__Task item__
Repeat nothing but the line that contains "Serialize everything readable" and the lines after it, through the end of the listing, exactly as they stand; omit pictures.

----

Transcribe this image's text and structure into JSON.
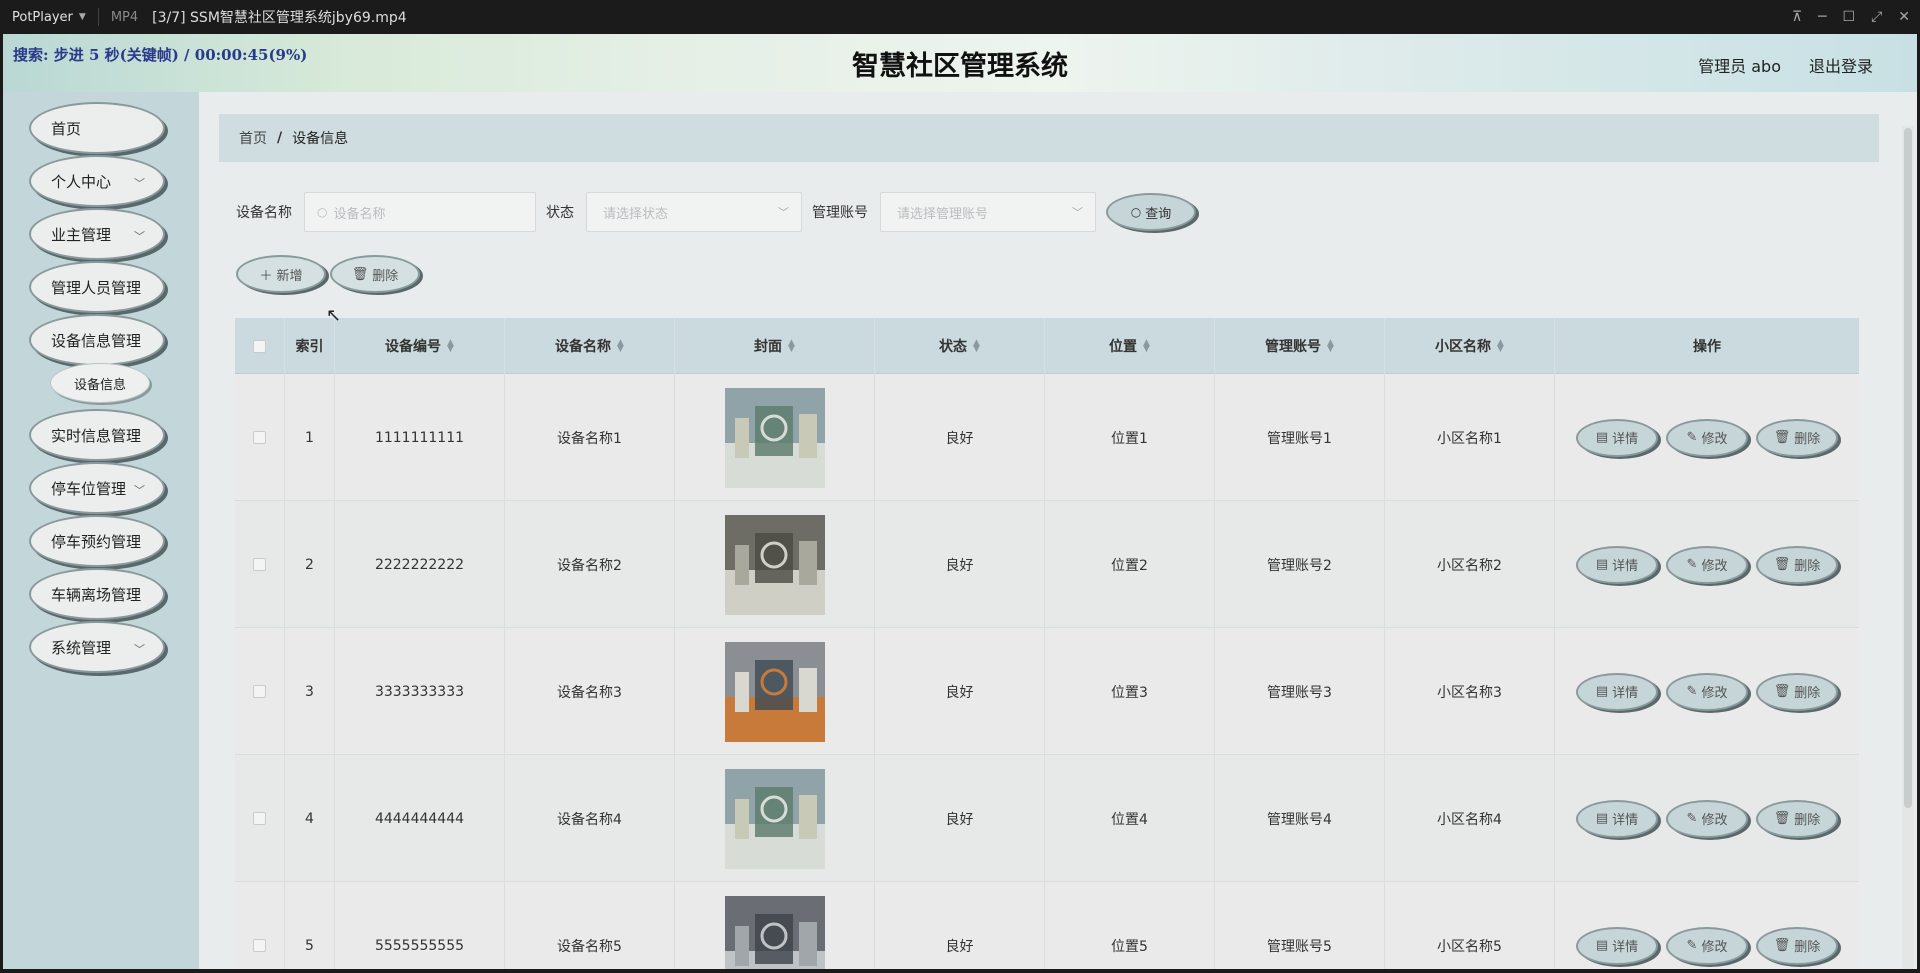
{
  "player": {
    "name": "PotPlayer",
    "format": "MP4",
    "file": "[3/7] SSM智慧社区管理系统jby69.mp4",
    "osd": "搜索: 步进 5 秒(关键帧) / 00:00:45(9%)"
  },
  "header": {
    "title": "智慧社区管理系统",
    "user": "管理员 abo",
    "logout": "退出登录"
  },
  "sidebar": {
    "items": [
      {
        "label": "首页",
        "has_arrow": false
      },
      {
        "label": "个人中心",
        "has_arrow": true
      },
      {
        "label": "业主管理",
        "has_arrow": true
      },
      {
        "label": "管理人员管理",
        "has_arrow": false
      },
      {
        "label": "设备信息管理",
        "has_arrow": false
      },
      {
        "label": "实时信息管理",
        "has_arrow": false
      },
      {
        "label": "停车位管理",
        "has_arrow": true
      },
      {
        "label": "停车预约管理",
        "has_arrow": false
      },
      {
        "label": "车辆离场管理",
        "has_arrow": false
      },
      {
        "label": "系统管理",
        "has_arrow": true
      }
    ],
    "sub_item": "设备信息"
  },
  "breadcrumb": {
    "home": "首页",
    "current": "设备信息"
  },
  "search": {
    "name_label": "设备名称",
    "name_placeholder": "设备名称",
    "status_label": "状态",
    "status_placeholder": "请选择状态",
    "account_label": "管理账号",
    "account_placeholder": "请选择管理账号",
    "query_button": "查询"
  },
  "toolbar": {
    "add": "新增",
    "delete": "删除"
  },
  "table": {
    "columns": [
      "索引",
      "设备编号",
      "设备名称",
      "封面",
      "状态",
      "位置",
      "管理账号",
      "小区名称",
      "操作"
    ],
    "rows": [
      {
        "index": "1",
        "code": "1111111111",
        "name": "设备名称1",
        "status": "良好",
        "location": "位置1",
        "account": "管理账号1",
        "community": "小区名称1"
      },
      {
        "index": "2",
        "code": "2222222222",
        "name": "设备名称2",
        "status": "良好",
        "location": "位置2",
        "account": "管理账号2",
        "community": "小区名称2"
      },
      {
        "index": "3",
        "code": "3333333333",
        "name": "设备名称3",
        "status": "良好",
        "location": "位置3",
        "account": "管理账号3",
        "community": "小区名称3"
      },
      {
        "index": "4",
        "code": "4444444444",
        "name": "设备名称4",
        "status": "良好",
        "location": "位置4",
        "account": "管理账号4",
        "community": "小区名称4"
      },
      {
        "index": "5",
        "code": "5555555555",
        "name": "设备名称5",
        "status": "良好",
        "location": "位置5",
        "account": "管理账号5",
        "community": "小区名称5"
      }
    ],
    "row_actions": {
      "detail": "详情",
      "edit": "修改",
      "delete": "删除"
    }
  },
  "colors": {
    "sidebar_bg": "#c3d6da",
    "header_bar_bg": "#cbdade",
    "button_bg": "#c6d5d8"
  }
}
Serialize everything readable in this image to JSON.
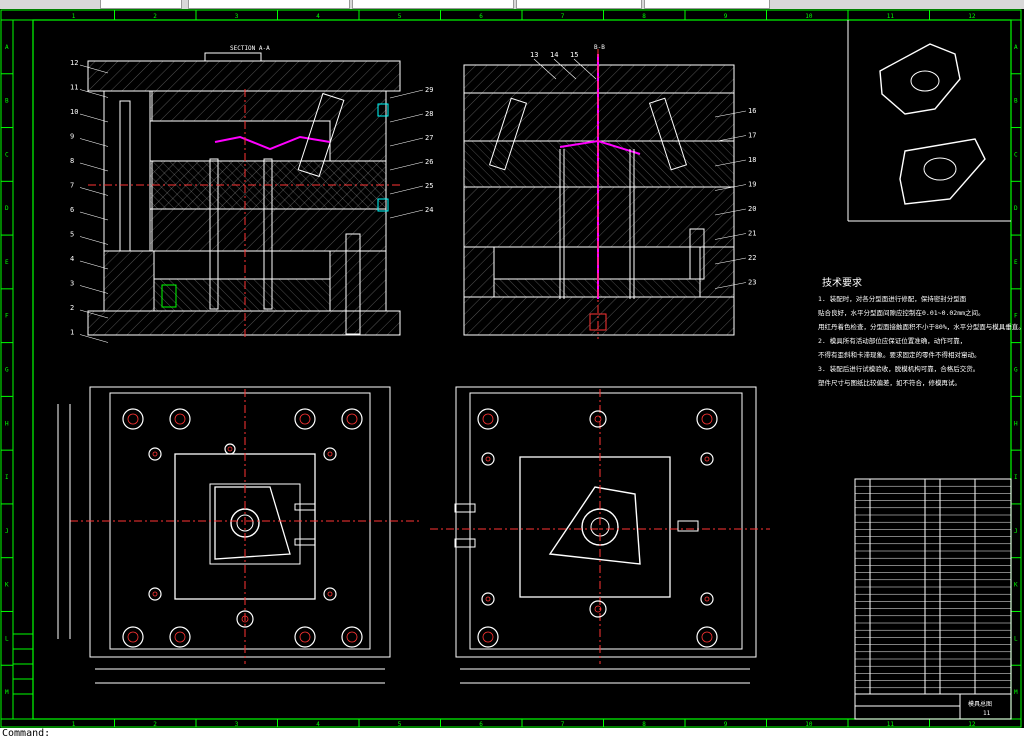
{
  "top_strip": {
    "tabs": [
      "",
      "",
      "",
      "",
      ""
    ]
  },
  "drawing": {
    "section_titles": {
      "left": "SECTION A-A",
      "right": "B-B"
    },
    "zone_columns": [
      "1",
      "2",
      "3",
      "4",
      "5",
      "6",
      "7",
      "8",
      "9",
      "10",
      "11",
      "12"
    ],
    "zone_rows": [
      "A",
      "B",
      "C",
      "D",
      "E",
      "F",
      "G",
      "H",
      "I",
      "J",
      "K",
      "L",
      "M"
    ],
    "left_callouts": [
      "12",
      "11",
      "10",
      "9",
      "8",
      "7",
      "6",
      "5",
      "4",
      "3",
      "2",
      "1"
    ],
    "mid_callouts": [
      "29",
      "28",
      "27",
      "26",
      "25",
      "24"
    ],
    "right_top_callouts": [
      "13",
      "14",
      "15"
    ],
    "right_callouts": [
      "16",
      "17",
      "18",
      "19",
      "20",
      "21",
      "22",
      "23"
    ],
    "tech": {
      "title": "技术要求",
      "lines": [
        "1. 装配时，对各分型面进行修配，保持密封分型面",
        "贴合良好，水平分型面间隙应控制在0.01~0.02mm之间。",
        "用红丹着色检查，分型面接触面积不小于80%，水平分型面与模具垂直。",
        "2. 模具所有活动部位应保证位置准确，动作可靠，",
        "不得有歪斜和卡滞现象。要求固定的零件不得相对窜动。",
        "3. 装配后进行试模验收，脱模机构可靠，合格后交货。",
        "塑件尺寸与图纸比较偏差，如不符合，修模再试。"
      ]
    },
    "title_block": {
      "drawing_name": "模具总图",
      "sheet": "11"
    }
  },
  "command_line": {
    "text": "Command: "
  }
}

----

__Written response__
Serialize everything readable in this image to JSON.
{
  "top_strip": {
    "tabs": [
      "",
      "",
      "",
      "",
      ""
    ]
  },
  "drawing": {
    "section_titles": {
      "left": "SECTION A-A",
      "right": "B-B"
    },
    "zone_columns": [
      "1",
      "2",
      "3",
      "4",
      "5",
      "6",
      "7",
      "8",
      "9",
      "10",
      "11",
      "12"
    ],
    "zone_rows": [
      "A",
      "B",
      "C",
      "D",
      "E",
      "F",
      "G",
      "H",
      "I",
      "J",
      "K",
      "L",
      "M"
    ],
    "left_callouts": [
      "12",
      "11",
      "10",
      "9",
      "8",
      "7",
      "6",
      "5",
      "4",
      "3",
      "2",
      "1"
    ],
    "mid_callouts": [
      "29",
      "28",
      "27",
      "26",
      "25",
      "24"
    ],
    "right_top_callouts": [
      "13",
      "14",
      "15"
    ],
    "right_callouts": [
      "16",
      "17",
      "18",
      "19",
      "20",
      "21",
      "22",
      "23"
    ],
    "tech": {
      "title": "技术要求",
      "lines": [
        "1. 装配时，对各分型面进行修配，保持密封分型面",
        "贴合良好，水平分型面间隙应控制在0.01~0.02mm之间。",
        "用红丹着色检查，分型面接触面积不小于80%，水平分型面与模具垂直。",
        "2. 模具所有活动部位应保证位置准确，动作可靠，",
        "不得有歪斜和卡滞现象。要求固定的零件不得相对窜动。",
        "3. 装配后进行试模验收，脱模机构可靠，合格后交货。",
        "塑件尺寸与图纸比较偏差，如不符合，修模再试。"
      ]
    },
    "title_block": {
      "drawing_name": "模具总图",
      "sheet": "11"
    }
  },
  "command_line": {
    "text": "Command: "
  }
}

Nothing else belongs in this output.